The judge adopted the justification given for the initial imperialist attack on Afghanistan: “In response to the attack on the twin towers in New York on 9/11, the U.S.A. and the U.K. sent troops and equipment into Afghanistan with the objective of capturing Bin Laden, destroying al Qa’eda and removing the Taliban regime.” (paragraph 114 of the judgment) Then, citing a series of United Nations Security Council resolutions subsequently endorsing the assault on Afghanistan and authorizing continued occupation and fighting by the NATO-led International Assistance Security Force [ISAF], the judge declared that he took “judicial notice as well, that Canada, along with other North Atlantic Treaty Organization countries, has contributed personnel and resources to the ISAF and that to date some 100 of Canada’s armed forces personnel have been killed in fighting with insurgent forces opposing the initial American and British and subsequent United Nations intervention in support of a reconstructed and democratic Afghanistan.” (paragraph 124)

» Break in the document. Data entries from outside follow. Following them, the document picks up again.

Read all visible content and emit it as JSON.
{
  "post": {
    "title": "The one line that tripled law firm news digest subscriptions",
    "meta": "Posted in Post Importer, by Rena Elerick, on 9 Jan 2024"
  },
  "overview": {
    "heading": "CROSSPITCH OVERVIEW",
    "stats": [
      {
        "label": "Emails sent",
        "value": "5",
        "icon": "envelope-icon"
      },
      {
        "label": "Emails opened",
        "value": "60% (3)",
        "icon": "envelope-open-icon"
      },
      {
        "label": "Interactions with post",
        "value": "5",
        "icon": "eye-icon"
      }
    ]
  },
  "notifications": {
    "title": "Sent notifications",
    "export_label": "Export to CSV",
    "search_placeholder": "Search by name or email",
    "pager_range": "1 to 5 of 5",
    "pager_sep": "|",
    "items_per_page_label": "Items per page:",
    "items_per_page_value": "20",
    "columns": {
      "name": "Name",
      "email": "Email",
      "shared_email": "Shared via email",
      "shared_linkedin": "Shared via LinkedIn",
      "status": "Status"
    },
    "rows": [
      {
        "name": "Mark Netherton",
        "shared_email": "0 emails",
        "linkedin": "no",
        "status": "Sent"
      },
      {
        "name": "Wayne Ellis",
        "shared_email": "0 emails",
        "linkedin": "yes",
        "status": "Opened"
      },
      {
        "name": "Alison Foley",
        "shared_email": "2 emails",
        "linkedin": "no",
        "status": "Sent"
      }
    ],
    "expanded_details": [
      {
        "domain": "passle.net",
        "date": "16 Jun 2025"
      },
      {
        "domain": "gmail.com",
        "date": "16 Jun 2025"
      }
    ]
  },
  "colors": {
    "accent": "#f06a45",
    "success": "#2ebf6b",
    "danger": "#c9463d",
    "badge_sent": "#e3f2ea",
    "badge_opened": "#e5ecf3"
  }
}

(By “judicial notice”, the Judge was referring to the legal doctrine that courts, without hearing evidence on the matter, are entitled, as the Judge says, to “resort to certain notorious facts . . . which I think are beyond dispute among reasonable people.”)
And he concluded:
“. . . it seems to me beyond debate that, subject to the applicability of the exclusionary ‘armed conflict’ clause, those who support and participate in the insurgent armed hostilities against the civilian population, the government, and government and coalition forces attempting to reconstruct and maintain peace, order and security in Afghanistan, are, by definition, engaging in terrorist activity. Seen through the lens of a court of Canada, a Member State of the United Nations, I do not think it can be viewed otherwise. News reports of insurgent attacks in Afghanistan are characterized daily in the news as ‘terrorist’ and not surprisingly since, subject to the armed conflict clause, they meet the definition of terrorist activity in the Criminal Code. It seems self-evident that the armed insurgency in Afghanistan is
- intended in whole or in part to intimidate the population or that segment of it that supports the legitimate government and those assisting it in its reconstruction and establishing of peace and order with regard to their security, and intended to compel the population, the government, NATO, the United Nations and all those agencies supporting the reconstruction and democratization efforts to refrain and desist, and
- that consequential death and destruction is caused and reported throughout the world on a daily basis.” (paragraph 125)
Largely on that basis, the judge held that the “armed conflict” exception in the Anti-Terrorism Act had no application to the case. He quoted his ruling in a motion on the defence argument during the trial:
“The exception shields those who do acts while engaged in an armed conflict that would otherwise fit the definition of terrorist activity from prosecution as terrorists as long as the acts are within the internationally recognized principles governing warfare. Momin Khawaja was not so engaged.”
In other words, Canadian troops could not be convicted of “terrorist activity” while fighting in Afghanistan. But Afghan insurgents fighting in self-defence and to expel occupying armies — or those assisting the insurgents — could be so charged and convicted....
The Khawaja verdict makes clear that the “terrorist” label can be slapped on any armed resistance to Canadian and NATO troops in Afghanistan or elsewhere. It ominously echoes the reasoning of the Bush Administration in another case involving a young Canadian Muslim — Omar Khadr, the Canadian child soldier who has been imprisoned and tortured by the U.S. military in Guantánamo since 2001, and is now charged with killing a U.S. soldier in Afghanistan during a U.S. attack on his family’s residence that killed his father. There is now eyewitness evidence that Khadr did not shoot the soldier in question. And there is a mounting movement in Canada demanding the return to this country of this last remaining citizen of a Western power being held in Guantánamo.
However, even if Khadr is returned to Canada what is his likely fate? He may not be prosecuted for murder. But following the judge’s reasoning in Khawaja’s case, is it excluded that Khadr, as a non-military “enemy combatant” in Afghanistan, could be considered a “terrorist” in Canadian law and subject to the extreme penalties in the Anti-Terrorism Act?
[ 04 November 2008: Message edited by: M. Spector ]